- _Your instructions_
Print the whole listing, keeping every line exactly as given.

- _Information supplied_
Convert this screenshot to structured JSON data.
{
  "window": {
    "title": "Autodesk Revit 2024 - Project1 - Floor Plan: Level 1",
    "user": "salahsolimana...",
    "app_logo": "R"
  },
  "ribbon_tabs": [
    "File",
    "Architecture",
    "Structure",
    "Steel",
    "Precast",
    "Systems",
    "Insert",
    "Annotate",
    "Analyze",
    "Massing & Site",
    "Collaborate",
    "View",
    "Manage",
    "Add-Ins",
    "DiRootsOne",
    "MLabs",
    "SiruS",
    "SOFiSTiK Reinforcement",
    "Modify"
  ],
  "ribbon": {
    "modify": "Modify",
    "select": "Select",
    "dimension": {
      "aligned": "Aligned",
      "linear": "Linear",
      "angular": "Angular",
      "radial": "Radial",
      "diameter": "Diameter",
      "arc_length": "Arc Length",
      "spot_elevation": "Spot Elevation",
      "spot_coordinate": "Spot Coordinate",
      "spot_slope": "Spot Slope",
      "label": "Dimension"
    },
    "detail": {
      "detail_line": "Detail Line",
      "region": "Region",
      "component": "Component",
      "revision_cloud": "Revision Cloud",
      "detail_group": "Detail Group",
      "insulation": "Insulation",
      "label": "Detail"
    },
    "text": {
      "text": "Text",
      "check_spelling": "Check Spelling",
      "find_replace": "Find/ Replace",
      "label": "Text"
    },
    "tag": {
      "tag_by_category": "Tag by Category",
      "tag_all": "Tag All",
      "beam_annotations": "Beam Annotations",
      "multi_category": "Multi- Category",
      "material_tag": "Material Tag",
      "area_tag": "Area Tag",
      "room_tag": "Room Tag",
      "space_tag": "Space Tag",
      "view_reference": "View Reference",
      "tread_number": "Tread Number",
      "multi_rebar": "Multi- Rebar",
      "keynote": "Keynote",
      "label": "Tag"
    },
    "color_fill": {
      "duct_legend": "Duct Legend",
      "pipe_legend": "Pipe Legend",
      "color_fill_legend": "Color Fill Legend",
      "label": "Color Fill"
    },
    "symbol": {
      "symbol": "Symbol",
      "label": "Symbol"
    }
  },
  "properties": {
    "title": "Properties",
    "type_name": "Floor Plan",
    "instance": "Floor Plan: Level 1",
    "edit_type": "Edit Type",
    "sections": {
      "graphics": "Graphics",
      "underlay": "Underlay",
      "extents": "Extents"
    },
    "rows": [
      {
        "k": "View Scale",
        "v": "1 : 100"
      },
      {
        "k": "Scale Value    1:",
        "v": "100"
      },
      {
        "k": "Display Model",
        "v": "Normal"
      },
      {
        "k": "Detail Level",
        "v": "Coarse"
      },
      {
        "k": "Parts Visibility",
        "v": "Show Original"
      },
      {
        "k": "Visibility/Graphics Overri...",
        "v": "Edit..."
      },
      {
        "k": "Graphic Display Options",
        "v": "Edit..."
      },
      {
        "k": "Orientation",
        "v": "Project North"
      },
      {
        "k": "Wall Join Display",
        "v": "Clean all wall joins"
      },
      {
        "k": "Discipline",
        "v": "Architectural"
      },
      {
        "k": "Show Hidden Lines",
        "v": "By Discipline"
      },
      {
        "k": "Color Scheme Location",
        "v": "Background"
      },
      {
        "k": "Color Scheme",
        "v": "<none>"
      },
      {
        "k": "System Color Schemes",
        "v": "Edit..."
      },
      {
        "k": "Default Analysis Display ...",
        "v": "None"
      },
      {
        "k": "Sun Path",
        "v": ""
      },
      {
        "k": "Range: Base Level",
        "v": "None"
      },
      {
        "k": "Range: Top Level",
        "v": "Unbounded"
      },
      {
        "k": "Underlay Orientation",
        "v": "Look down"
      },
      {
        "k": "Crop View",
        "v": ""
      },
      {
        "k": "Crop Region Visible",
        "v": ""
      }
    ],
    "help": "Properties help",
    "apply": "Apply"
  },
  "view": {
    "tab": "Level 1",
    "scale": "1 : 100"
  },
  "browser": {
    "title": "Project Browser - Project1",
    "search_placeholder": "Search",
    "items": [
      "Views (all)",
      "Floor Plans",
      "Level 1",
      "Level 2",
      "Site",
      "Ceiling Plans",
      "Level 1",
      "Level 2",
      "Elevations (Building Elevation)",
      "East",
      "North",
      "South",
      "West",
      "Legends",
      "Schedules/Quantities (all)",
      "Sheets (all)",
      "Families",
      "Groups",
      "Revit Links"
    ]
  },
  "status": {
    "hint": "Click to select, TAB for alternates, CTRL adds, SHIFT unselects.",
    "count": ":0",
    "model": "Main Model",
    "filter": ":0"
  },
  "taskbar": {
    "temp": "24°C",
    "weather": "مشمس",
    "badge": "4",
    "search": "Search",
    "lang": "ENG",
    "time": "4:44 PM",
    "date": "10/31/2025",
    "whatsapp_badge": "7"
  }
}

- _Reply_
Convert this screenshot to structured JSON data.
{
  "window": {
    "title": "Autodesk Revit 2024 - Project1 - Floor Plan: Level 1",
    "user": "salahsolimana...",
    "app_logo": "R"
  },
  "ribbon_tabs": [
    "File",
    "Architecture",
    "Structure",
    "Steel",
    "Precast",
    "Systems",
    "Insert",
    "Annotate",
    "Analyze",
    "Massing & Site",
    "Collaborate",
    "View",
    "Manage",
    "Add-Ins",
    "DiRootsOne",
    "MLabs",
    "SiruS",
    "SOFiSTiK Reinforcement",
    "Modify"
  ],
  "ribbon": {
    "modify": "Modify",
    "select": "Select",
    "dimension": {
      "aligned": "Aligned",
      "linear": "Linear",
      "angular": "Angular",
      "radial": "Radial",
      "diameter": "Diameter",
      "arc_length": "Arc Length",
      "spot_elevation": "Spot Elevation",
      "spot_coordinate": "Spot Coordinate",
      "spot_slope": "Spot Slope",
      "label": "Dimension"
    },
    "detail": {
      "detail_line": "Detail Line",
      "region": "Region",
      "component": "Component",
      "revision_cloud": "Revision Cloud",
      "detail_group": "Detail Group",
      "insulation": "Insulation",
      "label": "Detail"
    },
    "text": {
      "text": "Text",
      "check_spelling": "Check Spelling",
      "find_replace": "Find/ Replace",
      "label": "Text"
    },
    "tag": {
      "tag_by_category": "Tag by Category",
      "tag_all": "Tag All",
      "beam_annotations": "Beam Annotations",
      "multi_category": "Multi- Category",
      "material_tag": "Material Tag",
      "area_tag": "Area Tag",
      "room_tag": "Room Tag",
      "space_tag": "Space Tag",
      "view_reference": "View Reference",
      "tread_number": "Tread Number",
      "multi_rebar": "Multi- Rebar",
      "keynote": "Keynote",
      "label": "Tag"
    },
    "color_fill": {
      "duct_legend": "Duct Legend",
      "pipe_legend": "Pipe Legend",
      "color_fill_legend": "Color Fill Legend",
      "label": "Color Fill"
    },
    "symbol": {
      "symbol": "Symbol",
      "label": "Symbol"
    }
  },
  "properties": {
    "title": "Properties",
    "type_name": "Floor Plan",
    "instance": "Floor Plan: Level 1",
    "edit_type": "Edit Type",
    "sections": {
      "graphics": "Graphics",
      "underlay": "Underlay",
      "extents": "Extents"
    },
    "rows": [
      {
        "k": "View Scale",
        "v": "1 : 100"
      },
      {
        "k": "Scale Value    1:",
        "v": "100"
      },
      {
        "k": "Display Model",
        "v": "Normal"
      },
      {
        "k": "Detail Level",
        "v": "Coarse"
      },
      {
        "k": "Parts Visibility",
        "v": "Show Original"
      },
      {
        "k": "Visibility/Graphics Overri...",
        "v": "Edit..."
      },
      {
        "k": "Graphic Display Options",
        "v": "Edit..."
      },
      {
        "k": "Orientation",
        "v": "Project North"
      },
      {
        "k": "Wall Join Display",
        "v": "Clean all wall joins"
      },
      {
        "k": "Discipline",
        "v": "Architectural"
      },
      {
        "k": "Show Hidden Lines",
        "v": "By Discipline"
      },
      {
        "k": "Color Scheme Location",
        "v": "Background"
      },
      {
        "k": "Color Scheme",
        "v": "<none>"
      },
      {
        "k": "System Color Schemes",
        "v": "Edit..."
      },
      {
        "k": "Default Analysis Display ...",
        "v": "None"
      },
      {
        "k": "Sun Path",
        "v": ""
      },
      {
        "k": "Range: Base Level",
        "v": "None"
      },
      {
        "k": "Range: Top Level",
        "v": "Unbounded"
      },
      {
        "k": "Underlay Orientation",
        "v": "Look down"
      },
      {
        "k": "Crop View",
        "v": ""
      },
      {
        "k": "Crop Region Visible",
        "v": ""
      }
    ],
    "help": "Properties help",
    "apply": "Apply"
  },
  "view": {
    "tab": "Level 1",
    "scale": "1 : 100"
  },
  "browser": {
    "title": "Project Browser - Project1",
    "search_placeholder": "Search",
    "items": [
      "Views (all)",
      "Floor Plans",
      "Level 1",
      "Level 2",
      "Site",
      "Ceiling Plans",
      "Level 1",
      "Level 2",
      "Elevations (Building Elevation)",
      "East",
      "North",
      "South",
      "West",
      "Legends",
      "Schedules/Quantities (all)",
      "Sheets (all)",
      "Families",
      "Groups",
      "Revit Links"
    ]
  },
  "status": {
    "hint": "Click to select, TAB for alternates, CTRL adds, SHIFT unselects.",
    "count": ":0",
    "model": "Main Model",
    "filter": ":0"
  },
  "taskbar": {
    "temp": "24°C",
    "weather": "مشمس",
    "badge": "4",
    "search": "Search",
    "lang": "ENG",
    "time": "4:44 PM",
    "date": "10/31/2025",
    "whatsapp_badge": "7"
  }
}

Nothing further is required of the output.